Published on Thu Jul 01 2021

How dominant alleles influence progress towardspeciation by natural selection

Munzur, A. D., Thompson, K. A.

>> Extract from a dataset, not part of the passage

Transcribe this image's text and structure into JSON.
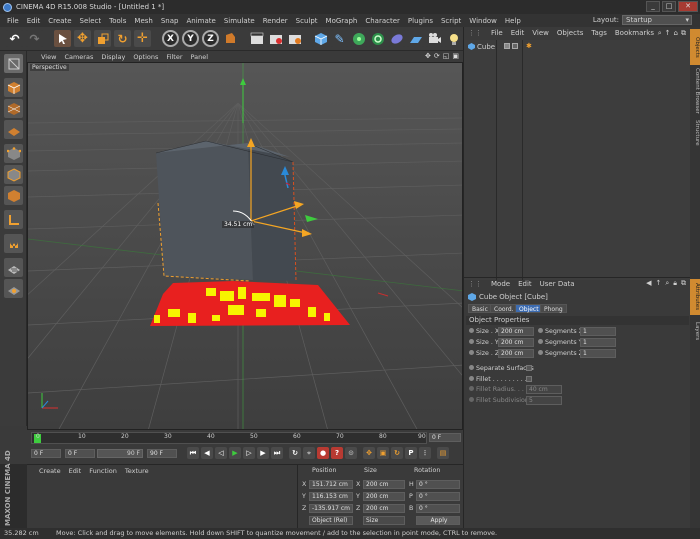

Extrinsic post-zygotic isolating barriers occur when hybrids have poor fitness in the parental habitat(s) and ultimately arise as a consequence of interactions between the alleles underlying adaptation. Most models of speciation via natural selection consider only alleles that have additive phenotypic effects, even though many quantitative trait loci exhibit some dominance. We used computer simulations to evaluate how hybrid fitness differs when parent populations adapt from either (i) mutations that are strictly additive or (ii) mutations with a range of dominance coefficients. Compared to the additive case, we find that introducing dominance invariably reduces hybrid fitness when parents adapt to identical optima (i.e., parallel selection) because hybrids express transgressive phenotypes that are maladaptive in the common parental niche. The effect of dominance becomes less negative as selection tends toward completely divergent. When selection is completely divergent, dominance can increase hybrid fitness over the additive case because chance events result in unequal mean dominance among populations and cause hybrids to resemble one of the parents rather than a maladapted intermediate phenotype. However, when the adapting population has many traits (i.e., high `dimensionality') dominance always reduces hybrid fitness over the additive case because hybrids express maladaptive transgressive phenotypes in traits under stabilizing selection. Our results indicate that dominant alleles facilitate progress toward speciation via parallel natural selection, and might either increase or decrease the efficacy of divergent selection for speciation.